:: Task item ::
Identify, in the records below, every line where the string "Radio" appears, and copy each such line.

:: Available records ::
-----

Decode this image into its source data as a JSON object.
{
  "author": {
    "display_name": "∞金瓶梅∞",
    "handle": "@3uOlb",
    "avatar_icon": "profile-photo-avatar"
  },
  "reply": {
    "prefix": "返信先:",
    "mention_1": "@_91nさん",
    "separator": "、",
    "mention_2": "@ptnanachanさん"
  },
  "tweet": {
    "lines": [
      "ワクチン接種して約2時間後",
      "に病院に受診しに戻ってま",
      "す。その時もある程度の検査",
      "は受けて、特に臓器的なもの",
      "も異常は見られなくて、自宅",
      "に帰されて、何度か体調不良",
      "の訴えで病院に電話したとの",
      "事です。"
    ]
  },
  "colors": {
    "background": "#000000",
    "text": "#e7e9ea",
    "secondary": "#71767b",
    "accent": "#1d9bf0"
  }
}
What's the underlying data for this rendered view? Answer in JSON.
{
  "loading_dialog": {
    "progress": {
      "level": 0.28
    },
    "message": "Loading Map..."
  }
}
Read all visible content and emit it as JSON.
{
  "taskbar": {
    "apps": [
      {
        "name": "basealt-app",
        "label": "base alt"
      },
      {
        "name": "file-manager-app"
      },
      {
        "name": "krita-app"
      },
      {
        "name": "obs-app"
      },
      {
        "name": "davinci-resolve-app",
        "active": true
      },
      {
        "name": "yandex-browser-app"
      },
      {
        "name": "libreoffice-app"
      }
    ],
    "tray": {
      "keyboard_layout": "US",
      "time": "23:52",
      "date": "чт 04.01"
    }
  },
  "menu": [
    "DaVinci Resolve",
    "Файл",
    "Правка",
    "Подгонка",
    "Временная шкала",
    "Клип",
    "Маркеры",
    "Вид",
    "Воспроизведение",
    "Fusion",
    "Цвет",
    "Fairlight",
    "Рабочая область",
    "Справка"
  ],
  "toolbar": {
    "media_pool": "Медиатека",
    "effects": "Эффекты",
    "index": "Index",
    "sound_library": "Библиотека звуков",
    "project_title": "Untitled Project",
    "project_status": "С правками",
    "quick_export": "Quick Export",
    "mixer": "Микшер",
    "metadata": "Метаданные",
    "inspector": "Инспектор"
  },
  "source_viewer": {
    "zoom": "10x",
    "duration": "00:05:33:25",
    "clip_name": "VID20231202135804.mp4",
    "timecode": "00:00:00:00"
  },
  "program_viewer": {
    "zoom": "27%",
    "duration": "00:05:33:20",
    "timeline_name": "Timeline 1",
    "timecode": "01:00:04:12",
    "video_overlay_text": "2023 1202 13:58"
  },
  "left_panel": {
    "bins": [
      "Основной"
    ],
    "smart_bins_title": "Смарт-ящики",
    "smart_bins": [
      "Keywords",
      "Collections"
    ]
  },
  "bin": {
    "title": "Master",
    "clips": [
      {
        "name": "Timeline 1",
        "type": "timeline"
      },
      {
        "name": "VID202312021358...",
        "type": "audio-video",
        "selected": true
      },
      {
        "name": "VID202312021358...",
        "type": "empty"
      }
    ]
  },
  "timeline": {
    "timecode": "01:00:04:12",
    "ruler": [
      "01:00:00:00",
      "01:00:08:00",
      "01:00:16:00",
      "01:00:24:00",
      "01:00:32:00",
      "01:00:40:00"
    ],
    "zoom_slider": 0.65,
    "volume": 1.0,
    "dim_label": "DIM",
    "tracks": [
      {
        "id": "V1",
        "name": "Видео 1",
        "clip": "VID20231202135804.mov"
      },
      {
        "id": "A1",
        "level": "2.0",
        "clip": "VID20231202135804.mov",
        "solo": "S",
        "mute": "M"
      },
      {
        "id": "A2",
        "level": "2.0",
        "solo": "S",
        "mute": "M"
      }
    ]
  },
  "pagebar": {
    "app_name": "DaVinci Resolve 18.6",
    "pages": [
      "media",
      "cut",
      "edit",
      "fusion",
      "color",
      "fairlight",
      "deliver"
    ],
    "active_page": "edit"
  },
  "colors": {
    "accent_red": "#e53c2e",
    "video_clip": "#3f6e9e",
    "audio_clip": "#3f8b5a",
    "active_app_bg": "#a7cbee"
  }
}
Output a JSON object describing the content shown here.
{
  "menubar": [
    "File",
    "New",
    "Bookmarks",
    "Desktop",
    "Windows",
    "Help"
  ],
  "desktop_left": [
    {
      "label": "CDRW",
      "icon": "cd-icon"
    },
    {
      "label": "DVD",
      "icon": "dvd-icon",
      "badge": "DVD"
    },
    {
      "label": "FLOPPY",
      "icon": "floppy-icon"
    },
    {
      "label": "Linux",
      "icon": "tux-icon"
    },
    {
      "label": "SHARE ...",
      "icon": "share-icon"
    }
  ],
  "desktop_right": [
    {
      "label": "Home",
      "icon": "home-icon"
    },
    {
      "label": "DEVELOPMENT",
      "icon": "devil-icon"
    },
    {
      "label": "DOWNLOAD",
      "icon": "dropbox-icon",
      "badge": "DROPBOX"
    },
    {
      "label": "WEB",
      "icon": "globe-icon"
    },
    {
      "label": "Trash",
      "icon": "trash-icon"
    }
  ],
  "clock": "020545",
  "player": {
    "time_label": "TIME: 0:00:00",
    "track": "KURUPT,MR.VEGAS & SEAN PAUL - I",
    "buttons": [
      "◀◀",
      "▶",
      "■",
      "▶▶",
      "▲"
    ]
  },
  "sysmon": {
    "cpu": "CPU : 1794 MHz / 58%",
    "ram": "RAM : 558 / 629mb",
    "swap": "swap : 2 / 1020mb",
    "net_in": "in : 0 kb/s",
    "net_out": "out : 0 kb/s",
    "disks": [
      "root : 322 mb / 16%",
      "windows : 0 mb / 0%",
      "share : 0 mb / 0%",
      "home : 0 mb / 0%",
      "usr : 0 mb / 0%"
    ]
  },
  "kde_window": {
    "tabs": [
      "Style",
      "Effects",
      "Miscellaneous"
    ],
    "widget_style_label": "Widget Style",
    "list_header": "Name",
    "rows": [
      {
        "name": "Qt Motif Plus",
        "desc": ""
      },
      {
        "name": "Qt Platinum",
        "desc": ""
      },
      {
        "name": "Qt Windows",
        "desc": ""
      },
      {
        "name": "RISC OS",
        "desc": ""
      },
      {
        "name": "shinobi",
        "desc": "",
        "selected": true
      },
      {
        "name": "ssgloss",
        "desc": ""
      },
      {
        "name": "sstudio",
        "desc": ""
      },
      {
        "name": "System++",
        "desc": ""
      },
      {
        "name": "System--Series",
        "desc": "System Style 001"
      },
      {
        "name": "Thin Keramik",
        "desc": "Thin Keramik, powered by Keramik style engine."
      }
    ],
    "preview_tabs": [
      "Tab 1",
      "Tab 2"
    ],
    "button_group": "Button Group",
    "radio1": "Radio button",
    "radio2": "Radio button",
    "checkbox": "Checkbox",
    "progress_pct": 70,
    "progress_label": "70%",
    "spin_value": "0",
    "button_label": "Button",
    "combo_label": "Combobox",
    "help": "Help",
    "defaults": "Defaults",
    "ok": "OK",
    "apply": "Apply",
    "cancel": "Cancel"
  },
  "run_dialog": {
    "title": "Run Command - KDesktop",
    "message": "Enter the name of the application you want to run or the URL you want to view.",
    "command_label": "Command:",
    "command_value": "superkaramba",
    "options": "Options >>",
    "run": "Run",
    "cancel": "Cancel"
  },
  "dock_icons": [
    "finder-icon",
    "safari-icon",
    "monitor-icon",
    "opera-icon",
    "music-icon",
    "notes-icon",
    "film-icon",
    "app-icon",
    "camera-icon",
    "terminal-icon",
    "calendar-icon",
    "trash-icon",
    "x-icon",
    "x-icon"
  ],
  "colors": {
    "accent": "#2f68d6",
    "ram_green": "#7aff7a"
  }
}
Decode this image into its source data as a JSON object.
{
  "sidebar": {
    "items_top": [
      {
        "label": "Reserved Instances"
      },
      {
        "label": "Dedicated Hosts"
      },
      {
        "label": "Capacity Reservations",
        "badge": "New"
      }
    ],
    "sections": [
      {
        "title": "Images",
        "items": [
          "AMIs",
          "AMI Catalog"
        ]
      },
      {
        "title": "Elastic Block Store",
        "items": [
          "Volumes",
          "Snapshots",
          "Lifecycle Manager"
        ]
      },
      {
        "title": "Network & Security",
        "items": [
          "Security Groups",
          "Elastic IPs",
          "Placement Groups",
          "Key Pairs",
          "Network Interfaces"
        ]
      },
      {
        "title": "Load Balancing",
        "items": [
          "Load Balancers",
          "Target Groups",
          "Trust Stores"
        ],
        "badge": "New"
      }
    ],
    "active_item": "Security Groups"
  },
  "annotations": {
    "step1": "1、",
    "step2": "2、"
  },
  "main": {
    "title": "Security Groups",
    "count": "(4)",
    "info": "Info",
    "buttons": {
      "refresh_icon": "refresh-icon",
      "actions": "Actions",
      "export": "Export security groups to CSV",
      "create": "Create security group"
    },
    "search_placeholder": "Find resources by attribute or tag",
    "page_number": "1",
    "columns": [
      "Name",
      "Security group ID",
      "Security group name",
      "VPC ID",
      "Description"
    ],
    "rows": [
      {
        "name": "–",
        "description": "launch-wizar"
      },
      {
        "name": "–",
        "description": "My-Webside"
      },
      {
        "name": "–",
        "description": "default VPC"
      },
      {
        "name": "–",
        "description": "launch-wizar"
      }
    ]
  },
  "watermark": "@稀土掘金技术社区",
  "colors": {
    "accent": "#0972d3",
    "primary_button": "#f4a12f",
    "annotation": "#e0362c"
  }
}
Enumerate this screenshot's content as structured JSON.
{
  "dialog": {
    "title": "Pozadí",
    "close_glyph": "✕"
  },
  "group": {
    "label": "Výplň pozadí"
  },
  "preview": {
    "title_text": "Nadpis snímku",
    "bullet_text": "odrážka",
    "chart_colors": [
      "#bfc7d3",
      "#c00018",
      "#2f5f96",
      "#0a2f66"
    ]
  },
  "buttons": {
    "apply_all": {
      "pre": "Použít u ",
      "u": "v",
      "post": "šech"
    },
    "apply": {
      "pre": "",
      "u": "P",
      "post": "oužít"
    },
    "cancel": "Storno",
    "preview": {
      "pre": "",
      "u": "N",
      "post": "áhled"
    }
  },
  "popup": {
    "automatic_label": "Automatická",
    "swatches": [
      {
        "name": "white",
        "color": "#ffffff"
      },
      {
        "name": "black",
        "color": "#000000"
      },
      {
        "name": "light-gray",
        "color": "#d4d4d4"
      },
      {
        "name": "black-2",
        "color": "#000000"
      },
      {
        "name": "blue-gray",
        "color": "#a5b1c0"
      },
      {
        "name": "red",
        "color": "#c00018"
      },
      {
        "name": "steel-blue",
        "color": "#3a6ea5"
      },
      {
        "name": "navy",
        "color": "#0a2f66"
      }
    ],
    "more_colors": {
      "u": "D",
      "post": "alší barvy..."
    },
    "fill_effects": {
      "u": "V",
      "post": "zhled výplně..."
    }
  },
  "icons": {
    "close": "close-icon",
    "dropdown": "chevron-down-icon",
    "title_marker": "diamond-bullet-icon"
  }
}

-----

:: Response for this exercise ::
    "radio1": "Radio button",
    "radio2": "Radio button",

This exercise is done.